AVAILABLE RECORDS:
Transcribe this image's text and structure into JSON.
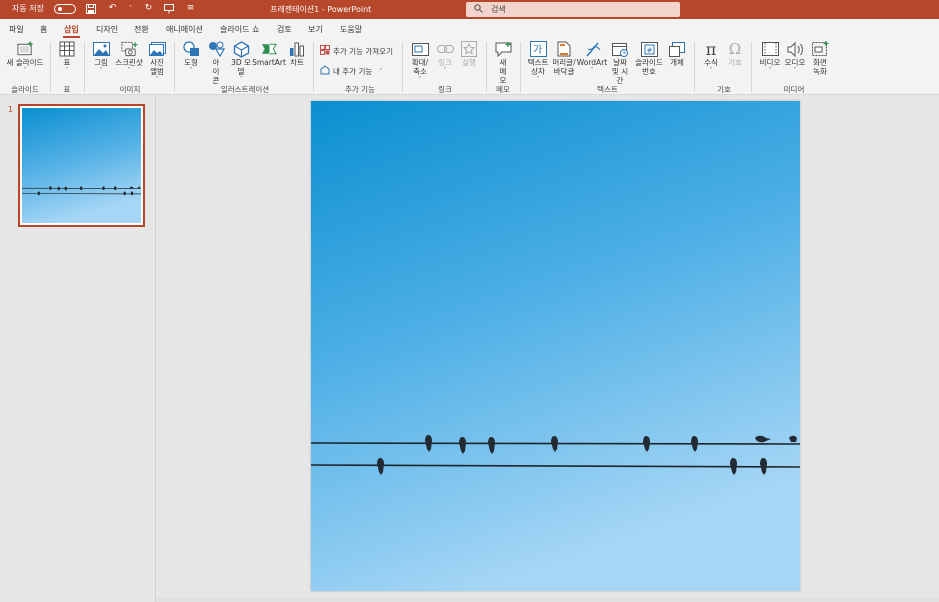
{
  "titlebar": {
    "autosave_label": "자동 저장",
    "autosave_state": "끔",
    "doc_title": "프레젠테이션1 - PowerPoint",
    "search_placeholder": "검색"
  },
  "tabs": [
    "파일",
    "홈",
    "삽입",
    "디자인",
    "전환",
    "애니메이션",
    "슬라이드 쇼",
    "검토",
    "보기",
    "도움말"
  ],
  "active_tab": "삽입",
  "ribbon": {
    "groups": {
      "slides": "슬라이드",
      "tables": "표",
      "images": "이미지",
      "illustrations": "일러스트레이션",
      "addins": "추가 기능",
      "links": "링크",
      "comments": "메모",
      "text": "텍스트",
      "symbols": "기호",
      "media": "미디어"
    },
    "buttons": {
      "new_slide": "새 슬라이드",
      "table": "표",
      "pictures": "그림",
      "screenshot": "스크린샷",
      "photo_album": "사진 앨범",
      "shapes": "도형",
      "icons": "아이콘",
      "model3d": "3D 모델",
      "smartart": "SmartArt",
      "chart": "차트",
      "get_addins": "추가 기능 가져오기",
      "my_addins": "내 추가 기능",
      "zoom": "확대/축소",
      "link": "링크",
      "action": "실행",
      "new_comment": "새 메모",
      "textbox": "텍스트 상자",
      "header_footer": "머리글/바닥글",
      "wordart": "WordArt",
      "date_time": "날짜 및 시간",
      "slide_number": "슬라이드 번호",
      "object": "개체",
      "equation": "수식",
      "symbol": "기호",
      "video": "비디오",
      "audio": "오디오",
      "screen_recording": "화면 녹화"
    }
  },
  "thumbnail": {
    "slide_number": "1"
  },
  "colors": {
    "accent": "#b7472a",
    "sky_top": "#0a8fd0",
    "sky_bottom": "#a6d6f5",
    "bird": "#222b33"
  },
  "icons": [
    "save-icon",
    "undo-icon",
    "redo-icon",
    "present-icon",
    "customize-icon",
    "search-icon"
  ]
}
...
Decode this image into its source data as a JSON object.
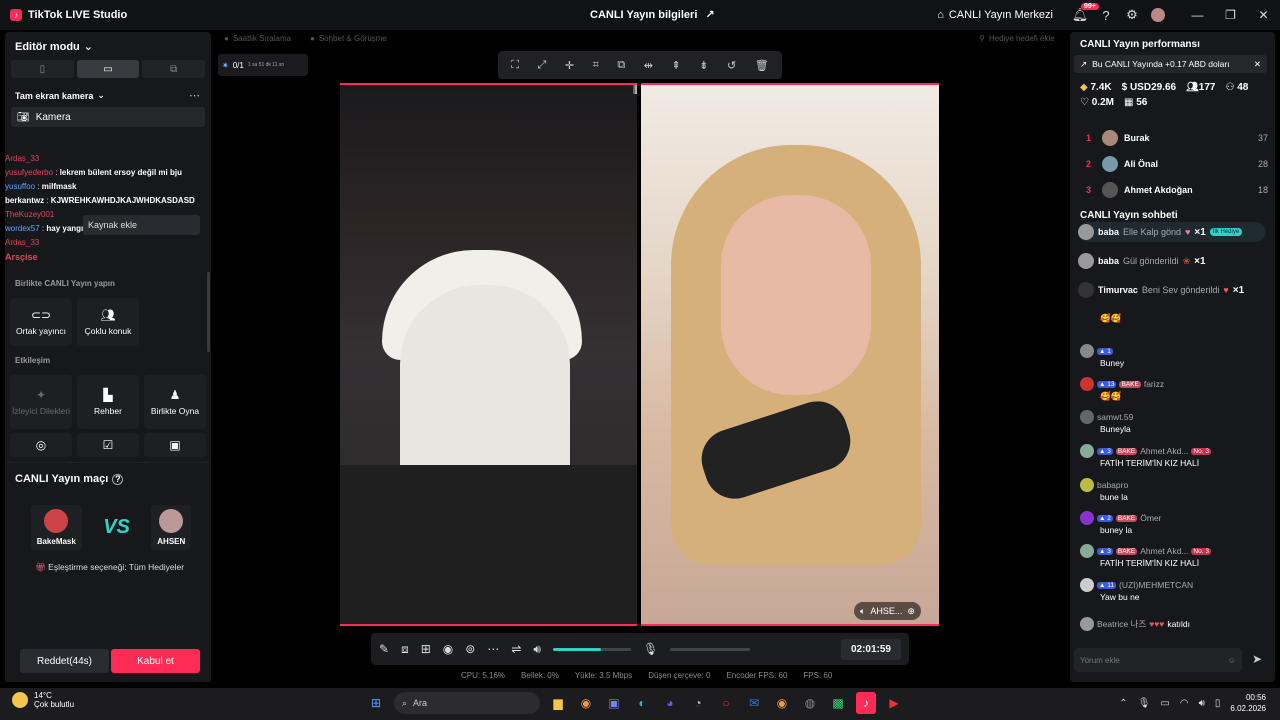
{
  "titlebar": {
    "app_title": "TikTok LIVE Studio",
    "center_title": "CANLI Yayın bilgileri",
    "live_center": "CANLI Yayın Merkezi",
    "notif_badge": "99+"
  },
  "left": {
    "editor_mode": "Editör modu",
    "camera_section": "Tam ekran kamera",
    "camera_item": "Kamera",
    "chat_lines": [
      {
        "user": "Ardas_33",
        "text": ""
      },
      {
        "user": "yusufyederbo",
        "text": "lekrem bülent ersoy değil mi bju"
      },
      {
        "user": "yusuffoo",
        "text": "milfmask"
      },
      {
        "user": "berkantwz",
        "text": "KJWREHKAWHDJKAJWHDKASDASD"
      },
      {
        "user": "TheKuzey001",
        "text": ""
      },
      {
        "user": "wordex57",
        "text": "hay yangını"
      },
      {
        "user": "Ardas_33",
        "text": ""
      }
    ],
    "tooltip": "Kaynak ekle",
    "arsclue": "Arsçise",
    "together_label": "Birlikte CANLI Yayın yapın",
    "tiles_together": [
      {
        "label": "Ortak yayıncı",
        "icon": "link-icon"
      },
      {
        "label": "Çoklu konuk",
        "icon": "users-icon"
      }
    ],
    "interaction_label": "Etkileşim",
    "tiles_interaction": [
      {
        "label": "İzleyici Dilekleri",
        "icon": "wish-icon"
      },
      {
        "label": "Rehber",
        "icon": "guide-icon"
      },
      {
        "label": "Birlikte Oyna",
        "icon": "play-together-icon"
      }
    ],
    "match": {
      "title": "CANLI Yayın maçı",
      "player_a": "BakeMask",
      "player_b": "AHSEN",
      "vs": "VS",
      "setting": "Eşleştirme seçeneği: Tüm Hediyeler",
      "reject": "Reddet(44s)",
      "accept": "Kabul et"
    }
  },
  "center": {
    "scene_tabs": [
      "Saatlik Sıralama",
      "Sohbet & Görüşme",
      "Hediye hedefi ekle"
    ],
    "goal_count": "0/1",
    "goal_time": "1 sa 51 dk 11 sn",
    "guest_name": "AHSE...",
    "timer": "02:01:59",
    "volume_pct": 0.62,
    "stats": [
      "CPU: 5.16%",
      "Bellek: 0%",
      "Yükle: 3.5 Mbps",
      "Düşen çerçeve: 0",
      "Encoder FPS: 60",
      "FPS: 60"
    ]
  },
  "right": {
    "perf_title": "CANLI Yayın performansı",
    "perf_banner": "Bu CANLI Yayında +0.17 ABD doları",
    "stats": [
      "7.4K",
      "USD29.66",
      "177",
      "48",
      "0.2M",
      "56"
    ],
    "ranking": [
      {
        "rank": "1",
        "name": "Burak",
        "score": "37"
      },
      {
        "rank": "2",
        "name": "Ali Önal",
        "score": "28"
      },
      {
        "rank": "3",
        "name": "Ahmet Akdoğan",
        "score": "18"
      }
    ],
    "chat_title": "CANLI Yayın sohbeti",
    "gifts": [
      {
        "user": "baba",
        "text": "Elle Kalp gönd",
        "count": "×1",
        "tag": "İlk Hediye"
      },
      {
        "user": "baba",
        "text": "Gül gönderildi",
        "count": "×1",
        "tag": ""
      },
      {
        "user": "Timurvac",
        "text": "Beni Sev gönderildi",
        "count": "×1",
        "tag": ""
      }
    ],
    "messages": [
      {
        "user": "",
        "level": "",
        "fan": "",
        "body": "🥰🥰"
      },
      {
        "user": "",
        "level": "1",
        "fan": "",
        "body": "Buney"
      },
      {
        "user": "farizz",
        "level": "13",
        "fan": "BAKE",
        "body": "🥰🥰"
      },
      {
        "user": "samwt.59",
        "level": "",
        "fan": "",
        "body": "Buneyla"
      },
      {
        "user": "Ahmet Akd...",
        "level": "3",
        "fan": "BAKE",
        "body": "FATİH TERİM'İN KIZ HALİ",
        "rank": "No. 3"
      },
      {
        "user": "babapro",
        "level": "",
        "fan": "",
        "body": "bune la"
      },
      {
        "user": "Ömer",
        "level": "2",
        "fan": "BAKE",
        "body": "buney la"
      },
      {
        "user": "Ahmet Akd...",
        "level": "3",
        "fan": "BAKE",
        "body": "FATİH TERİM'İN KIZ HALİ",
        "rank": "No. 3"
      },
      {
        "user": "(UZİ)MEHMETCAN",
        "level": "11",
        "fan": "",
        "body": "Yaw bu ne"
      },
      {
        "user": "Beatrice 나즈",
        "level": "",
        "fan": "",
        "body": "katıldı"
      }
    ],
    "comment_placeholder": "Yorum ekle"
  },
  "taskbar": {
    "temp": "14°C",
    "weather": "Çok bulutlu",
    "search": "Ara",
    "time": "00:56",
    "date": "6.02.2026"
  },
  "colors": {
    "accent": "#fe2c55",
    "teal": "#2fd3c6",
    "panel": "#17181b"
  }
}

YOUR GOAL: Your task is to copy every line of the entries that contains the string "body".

RESULT:
        "body": "🥰🥰"
        "body": "Buney"
        "body": "🥰🥰"
        "body": "Buneyla"
        "body": "FATİH TERİM'İN KIZ HALİ",
        "body": "bune la"
        "body": "buney la"
        "body": "FATİH TERİM'İN KIZ HALİ",
        "body": "Yaw bu ne"
        "body": "katıldı"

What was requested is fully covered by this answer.